*** THE INPUT Section Begins ***
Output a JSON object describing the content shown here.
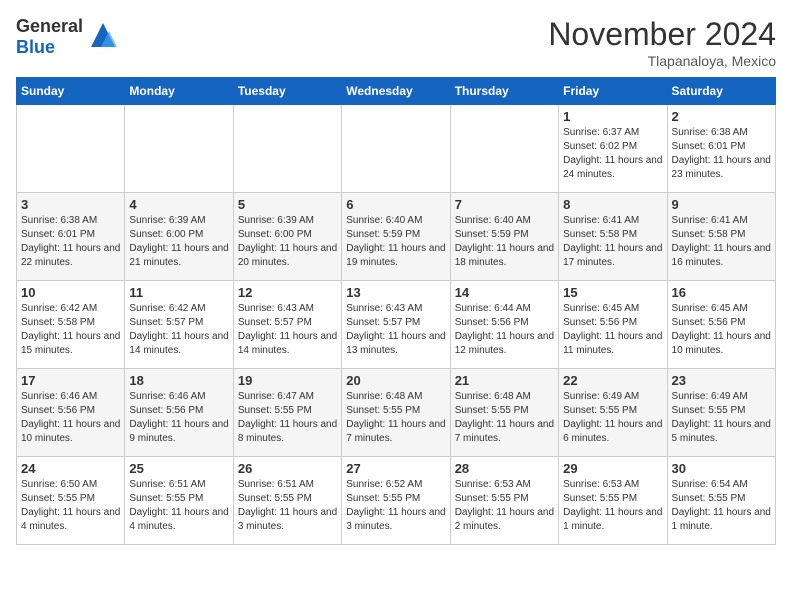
{
  "header": {
    "logo_line1": "General",
    "logo_line2": "Blue",
    "month_title": "November 2024",
    "location": "Tlapanaloya, Mexico"
  },
  "days_of_week": [
    "Sunday",
    "Monday",
    "Tuesday",
    "Wednesday",
    "Thursday",
    "Friday",
    "Saturday"
  ],
  "weeks": [
    [
      {
        "day": "",
        "info": ""
      },
      {
        "day": "",
        "info": ""
      },
      {
        "day": "",
        "info": ""
      },
      {
        "day": "",
        "info": ""
      },
      {
        "day": "",
        "info": ""
      },
      {
        "day": "1",
        "info": "Sunrise: 6:37 AM\nSunset: 6:02 PM\nDaylight: 11 hours and 24 minutes."
      },
      {
        "day": "2",
        "info": "Sunrise: 6:38 AM\nSunset: 6:01 PM\nDaylight: 11 hours and 23 minutes."
      }
    ],
    [
      {
        "day": "3",
        "info": "Sunrise: 6:38 AM\nSunset: 6:01 PM\nDaylight: 11 hours and 22 minutes."
      },
      {
        "day": "4",
        "info": "Sunrise: 6:39 AM\nSunset: 6:00 PM\nDaylight: 11 hours and 21 minutes."
      },
      {
        "day": "5",
        "info": "Sunrise: 6:39 AM\nSunset: 6:00 PM\nDaylight: 11 hours and 20 minutes."
      },
      {
        "day": "6",
        "info": "Sunrise: 6:40 AM\nSunset: 5:59 PM\nDaylight: 11 hours and 19 minutes."
      },
      {
        "day": "7",
        "info": "Sunrise: 6:40 AM\nSunset: 5:59 PM\nDaylight: 11 hours and 18 minutes."
      },
      {
        "day": "8",
        "info": "Sunrise: 6:41 AM\nSunset: 5:58 PM\nDaylight: 11 hours and 17 minutes."
      },
      {
        "day": "9",
        "info": "Sunrise: 6:41 AM\nSunset: 5:58 PM\nDaylight: 11 hours and 16 minutes."
      }
    ],
    [
      {
        "day": "10",
        "info": "Sunrise: 6:42 AM\nSunset: 5:58 PM\nDaylight: 11 hours and 15 minutes."
      },
      {
        "day": "11",
        "info": "Sunrise: 6:42 AM\nSunset: 5:57 PM\nDaylight: 11 hours and 14 minutes."
      },
      {
        "day": "12",
        "info": "Sunrise: 6:43 AM\nSunset: 5:57 PM\nDaylight: 11 hours and 14 minutes."
      },
      {
        "day": "13",
        "info": "Sunrise: 6:43 AM\nSunset: 5:57 PM\nDaylight: 11 hours and 13 minutes."
      },
      {
        "day": "14",
        "info": "Sunrise: 6:44 AM\nSunset: 5:56 PM\nDaylight: 11 hours and 12 minutes."
      },
      {
        "day": "15",
        "info": "Sunrise: 6:45 AM\nSunset: 5:56 PM\nDaylight: 11 hours and 11 minutes."
      },
      {
        "day": "16",
        "info": "Sunrise: 6:45 AM\nSunset: 5:56 PM\nDaylight: 11 hours and 10 minutes."
      }
    ],
    [
      {
        "day": "17",
        "info": "Sunrise: 6:46 AM\nSunset: 5:56 PM\nDaylight: 11 hours and 10 minutes."
      },
      {
        "day": "18",
        "info": "Sunrise: 6:46 AM\nSunset: 5:56 PM\nDaylight: 11 hours and 9 minutes."
      },
      {
        "day": "19",
        "info": "Sunrise: 6:47 AM\nSunset: 5:55 PM\nDaylight: 11 hours and 8 minutes."
      },
      {
        "day": "20",
        "info": "Sunrise: 6:48 AM\nSunset: 5:55 PM\nDaylight: 11 hours and 7 minutes."
      },
      {
        "day": "21",
        "info": "Sunrise: 6:48 AM\nSunset: 5:55 PM\nDaylight: 11 hours and 7 minutes."
      },
      {
        "day": "22",
        "info": "Sunrise: 6:49 AM\nSunset: 5:55 PM\nDaylight: 11 hours and 6 minutes."
      },
      {
        "day": "23",
        "info": "Sunrise: 6:49 AM\nSunset: 5:55 PM\nDaylight: 11 hours and 5 minutes."
      }
    ],
    [
      {
        "day": "24",
        "info": "Sunrise: 6:50 AM\nSunset: 5:55 PM\nDaylight: 11 hours and 4 minutes."
      },
      {
        "day": "25",
        "info": "Sunrise: 6:51 AM\nSunset: 5:55 PM\nDaylight: 11 hours and 4 minutes."
      },
      {
        "day": "26",
        "info": "Sunrise: 6:51 AM\nSunset: 5:55 PM\nDaylight: 11 hours and 3 minutes."
      },
      {
        "day": "27",
        "info": "Sunrise: 6:52 AM\nSunset: 5:55 PM\nDaylight: 11 hours and 3 minutes."
      },
      {
        "day": "28",
        "info": "Sunrise: 6:53 AM\nSunset: 5:55 PM\nDaylight: 11 hours and 2 minutes."
      },
      {
        "day": "29",
        "info": "Sunrise: 6:53 AM\nSunset: 5:55 PM\nDaylight: 11 hours and 1 minute."
      },
      {
        "day": "30",
        "info": "Sunrise: 6:54 AM\nSunset: 5:55 PM\nDaylight: 11 hours and 1 minute."
      }
    ]
  ]
}
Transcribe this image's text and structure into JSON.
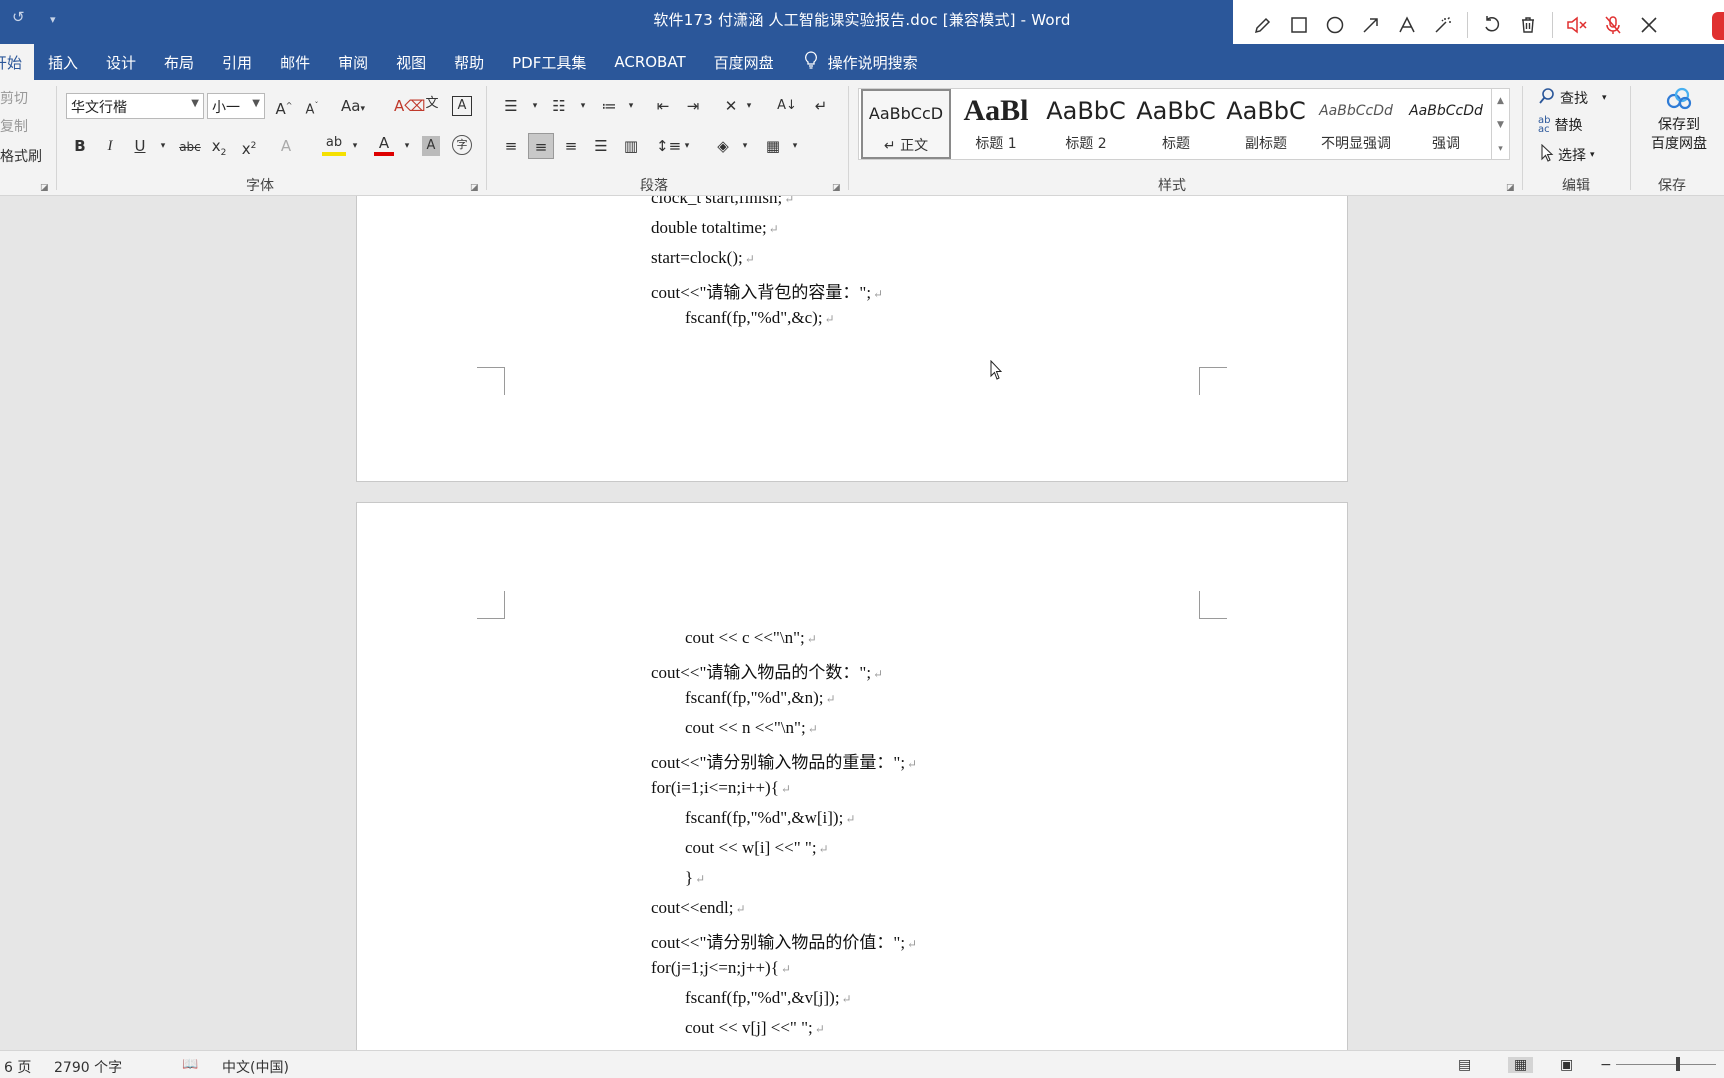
{
  "window": {
    "title": "软件173 付潇涵 人工智能课实验报告.doc [兼容模式]  -  Word"
  },
  "tabs": [
    "开始",
    "插入",
    "设计",
    "布局",
    "引用",
    "邮件",
    "审阅",
    "视图",
    "帮助",
    "PDF工具集",
    "ACROBAT",
    "百度网盘",
    "操作说明搜索"
  ],
  "clipboard": {
    "cut": "剪切",
    "copy": "复制",
    "format_painter": "格式刷"
  },
  "font": {
    "name": "华文行楷",
    "size": "小一",
    "group_label": "字体"
  },
  "paragraph": {
    "group_label": "段落"
  },
  "styles": {
    "group_label": "样式",
    "items": [
      {
        "preview": "AaBbCcD",
        "name": "↵ 正文"
      },
      {
        "preview": "AaBl",
        "name": "标题 1"
      },
      {
        "preview": "AaBbC",
        "name": "标题 2"
      },
      {
        "preview": "AaBbC",
        "name": "标题"
      },
      {
        "preview": "AaBbC",
        "name": "副标题"
      },
      {
        "preview": "AaBbCcDd",
        "name": "不明显强调"
      },
      {
        "preview": "AaBbCcDd",
        "name": "强调"
      }
    ]
  },
  "editing": {
    "group_label": "编辑",
    "find": "查找",
    "replace": "替换",
    "select": "选择"
  },
  "save": {
    "label1": "保存到",
    "label2": "百度网盘",
    "group_label": "保存"
  },
  "page1_lines": [
    "clock_t start,finish;",
    "double totaltime;",
    "start=clock();",
    "cout<<\"请输入背包的容量：\";",
    "        fscanf(fp,\"%d\",&c);"
  ],
  "page2_lines": [
    "        cout << c <<\"\\n\";",
    "cout<<\"请输入物品的个数：\";",
    "        fscanf(fp,\"%d\",&n);",
    "        cout << n <<\"\\n\";",
    "cout<<\"请分别输入物品的重量：\";",
    "for(i=1;i<=n;i++){",
    "        fscanf(fp,\"%d\",&w[i]);",
    "        cout << w[i] <<\" \";",
    "        }",
    "cout<<endl;",
    "cout<<\"请分别输入物品的价值：\";",
    "for(j=1;j<=n;j++){",
    "        fscanf(fp,\"%d\",&v[j]);",
    "        cout << v[j] <<\" \";"
  ],
  "paragraph_mark": "↵",
  "status": {
    "page": "6 页",
    "words": "2790 个字",
    "language": "中文(中国)"
  }
}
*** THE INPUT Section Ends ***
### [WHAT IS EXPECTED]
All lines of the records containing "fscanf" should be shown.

### [PROBLEM SOLUTION]
    "        fscanf(fp,\"%d\",&c);"
    "        fscanf(fp,\"%d\",&n);",
    "        fscanf(fp,\"%d\",&w[i]);",
    "        fscanf(fp,\"%d\",&v[j]);",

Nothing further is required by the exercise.